We wanted to get to the bottom of why we’re paying nearly $4.00 per gallon for gasoline at the pump. We wanted to know who or what is responsible for the current high price of gasoline? In addition to being a major economic burden for American families, it is also a national security issue, especially when our petrodollars are subsidizing Islamic terrorist activities.

The task to determine the truth was indeed a daunting one, not only because of the complexity of the issue but due to the facts being tightly wrapped inside various political and globalist agendas, “cooking the books” by using different reporting standards, and various other tangential issues. During our investigation, we even found two energy “analysts” using the same graph to arrive at opposite conclusions.

Nonetheless, we’ve conducted an extensive investigation in an effort to provide our readers with a concise and unbiased report that explains why we are suffering at the gasoline pumps. In the process, we’ve identified several significant lies that we are told to accept as the truth. [/…]

Read the whole report: http://www.homelandsecurityus.com/archives/6552


Its chilling that the explanations we keep hearing, repeatedly, do not touch the surface of it. And the sophistry in the blanket explanations do not cut it for many of us, they do not connect the dots. I thought it interesting how important the debasing of our currency has been, under the watchful eye of the fed, on oil and goods in general. But while many of us have been focusing our criticism domestically, isn’t it strange how no one wants to hear that? Yet we should just accept their specious reasons for high prices? This is only another part of the agenda of the powerful. But the powerful doesn’t mean the big evil oil companies. We had big oil companies when the prices were lower, by any comparison, so it is not unreasonable to look elsewhere.

And there are a lot of other explanations.

What should bother anyone is the way our tax dollars subsidize bio-fuels and alternatives while also paying the higher prices at the pump. Every time I see Obama or one of his cronies talking up their “energy policies” I want to scream, “would he ever want to tell us the truth about anything?” Only if it were aligned with his perpetual political agenda — which is basically one big lie anyway.

Oil War

In recent weeks we have seen the price of oil come down. Saudi Arabia has boosted production to levels of 1990. The Saudi oil minister in May said oil was over priced and thought Brent should be around 100 a barrel. And with economies here and in Europe feeling pain, along with the talk in the election heated up about oil and energy costs, Saudi is pushing for lower prices. Obama has been taking a beating for gas prices.  When have they made such bold statements and stands?

Usually we get vague comments from them like the mantra that markets control prices and they have little influence. I.e. ‘talk to someone that cares’.

What is it good for?

 Far from the positive relief it offers US consumers, there is another effect in the Mid East.
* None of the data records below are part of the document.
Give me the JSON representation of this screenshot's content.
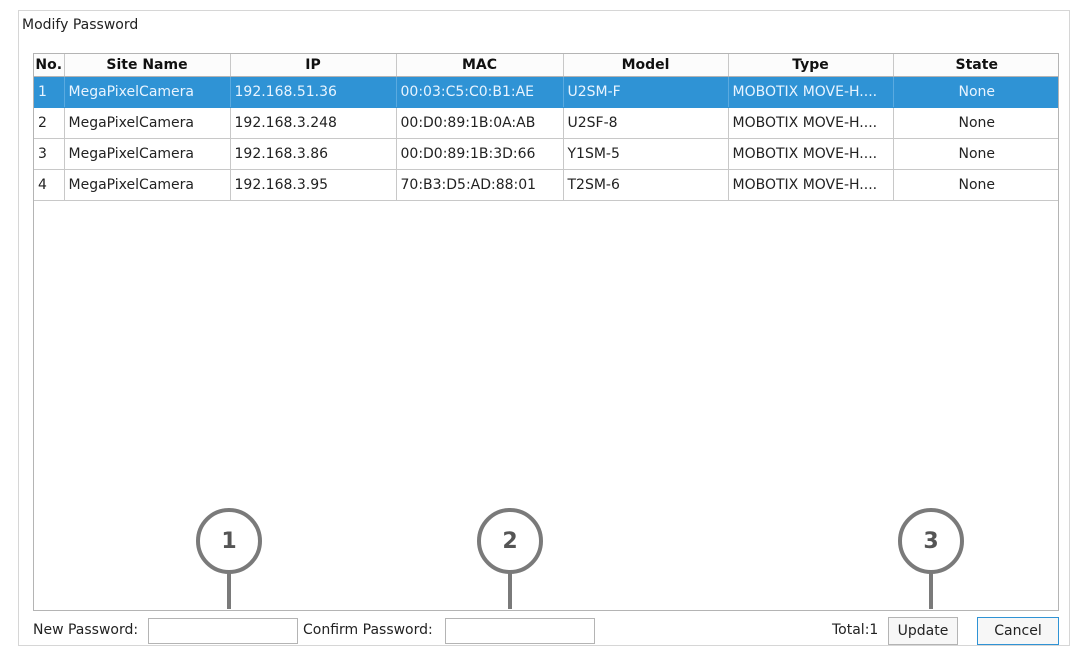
{
  "dialog": {
    "title": "Modify Password"
  },
  "table": {
    "columns": [
      "No.",
      "Site Name",
      "IP",
      "MAC",
      "Model",
      "Type",
      "State"
    ],
    "rows": [
      [
        "1",
        "MegaPixelCamera",
        "192.168.51.36",
        "00:03:C5:C0:B1:AE",
        "U2SM-F",
        "MOBOTIX MOVE-H....",
        "None"
      ],
      [
        "2",
        "MegaPixelCamera",
        "192.168.3.248",
        "00:D0:89:1B:0A:AB",
        "U2SF-8",
        "MOBOTIX MOVE-H....",
        "None"
      ],
      [
        "3",
        "MegaPixelCamera",
        "192.168.3.86",
        "00:D0:89:1B:3D:66",
        "Y1SM-5",
        "MOBOTIX MOVE-H....",
        "None"
      ],
      [
        "4",
        "MegaPixelCamera",
        "192.168.3.95",
        "70:B3:D5:AD:88:01",
        "T2SM-6",
        "MOBOTIX MOVE-H....",
        "None"
      ]
    ],
    "selected_row": 1
  },
  "footer": {
    "new_password_label": "New Password:",
    "new_password_value": "",
    "confirm_password_label": "Confirm Password:",
    "confirm_password_value": "",
    "total_label": "Total:1",
    "update_label": "Update",
    "cancel_label": "Cancel"
  },
  "callouts": [
    "1",
    "2",
    "3"
  ],
  "colors": {
    "selection": "#2f93d5",
    "callout": "#7a7a7a"
  }
}
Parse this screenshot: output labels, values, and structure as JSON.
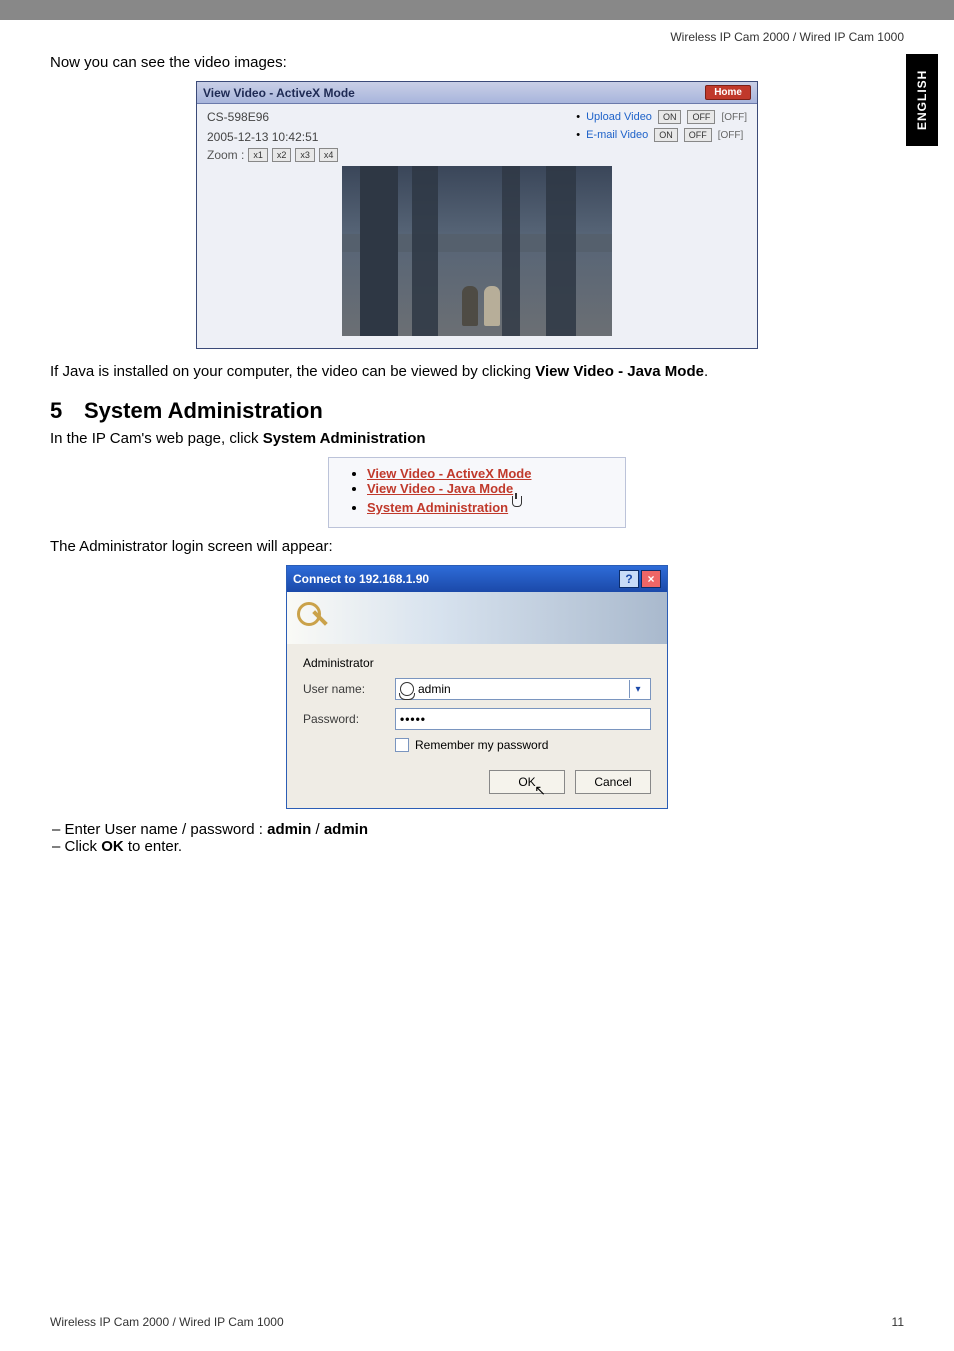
{
  "header": {
    "product_line": "Wireless IP Cam 2000 / Wired IP Cam 1000"
  },
  "side_tab": "ENGLISH",
  "intro_line": "Now you can see the video images:",
  "activex_box": {
    "title": "View Video - ActiveX Mode",
    "home": "Home",
    "cam_id": "CS-598E96",
    "timestamp": "2005-12-13 10:42:51",
    "upload_label": "Upload Video",
    "email_label": "E-mail Video",
    "btn_on": "ON",
    "btn_off": "OFF",
    "state_off": "[OFF]",
    "zoom_label": "Zoom :",
    "zoom_levels": [
      "x1",
      "x2",
      "x3",
      "x4"
    ]
  },
  "java_note_pre": "If Java is installed on your computer, the video can be viewed by clicking ",
  "java_note_bold": "View Video - Java Mode",
  "java_note_post": ".",
  "section5": {
    "num": "5",
    "title": "System Administration"
  },
  "sysadmin_intro_pre": "In the IP Cam's web page, click ",
  "sysadmin_intro_bold": "System Administration",
  "menu_links": {
    "a": "View Video - ActiveX Mode",
    "b": "View Video - Java Mode",
    "c": "System Administration"
  },
  "admin_login_line": "The Administrator login screen will appear:",
  "login": {
    "title": "Connect to 192.168.1.90",
    "realm": "Administrator",
    "username_label": "User name:",
    "username_value": "admin",
    "password_label": "Password:",
    "password_mask": "•••••",
    "remember": "Remember my password",
    "ok": "OK",
    "cancel": "Cancel"
  },
  "steps": {
    "enter_pre": "Enter User name / password : ",
    "enter_user": "admin",
    "enter_sep": " / ",
    "enter_pass": "admin",
    "click_pre": "Click ",
    "click_bold": "OK",
    "click_post": " to enter."
  },
  "footer": {
    "left": "Wireless IP Cam 2000 / Wired IP Cam 1000",
    "page": "11"
  }
}
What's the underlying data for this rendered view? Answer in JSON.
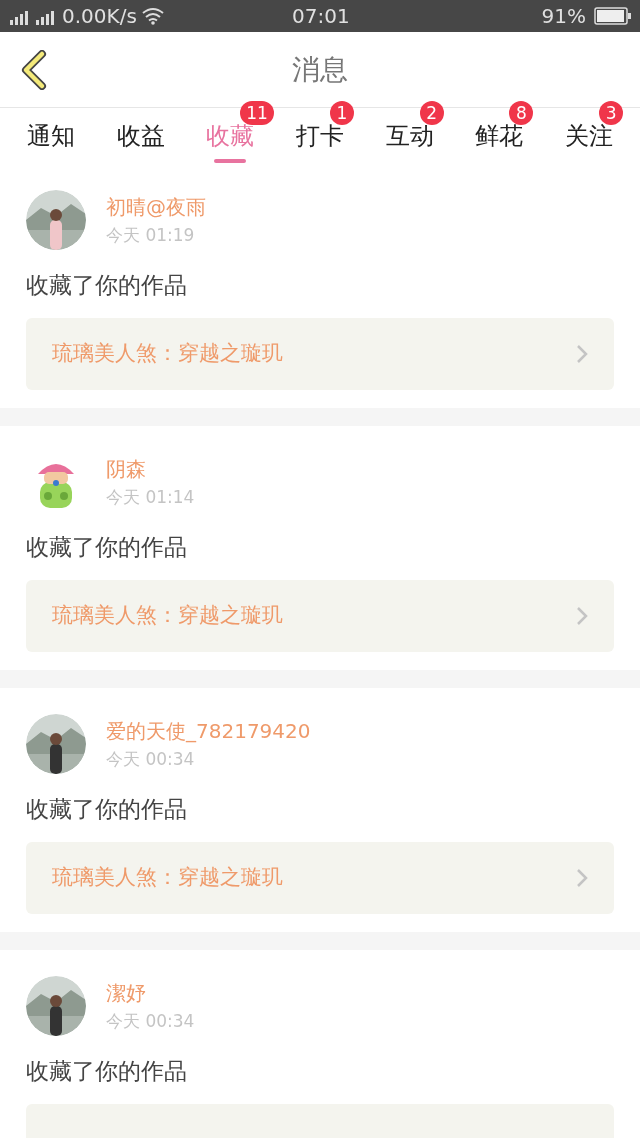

It is putting strain on Iran. According to reports they need 117 dollar a barrel to balance the books. Naturally, they are one of the loudest protesting the production increases. Too bad, they need high levels to balance the books.  For years we were told Saudi’s and OPEC can’t help with high prices. And Saudi production has always been so secretive. Now they are boasting and advocating increases.

Let’s see how long before Obama boasts about lower oil/gas prices, calling it a stimulus for the economy. Too bad he won’t take any credit for the current economic or energy conditions. His so-called “all the above” strategy really means ‘some of the above’.

Referrence:

http://www.reuters.com/article/2012/06/01/opec-saudi-oil-idUSL5E8H17X020120601
 http://www.sfgate.com/cgi-bin/article.cgi?f=/g/a/2012/06/01/bloomberg_articlesM4XH7X1A74E901-M4XRA.DTL
 http://www.bloomberg.com/news/2012-05-10/saudi-oil-minister-naimi-to-visit-australia-may-11-spa-says-1-.html
http://factcheck.org/2012/06/obamas-truth-team-wrong-on-gop-donor/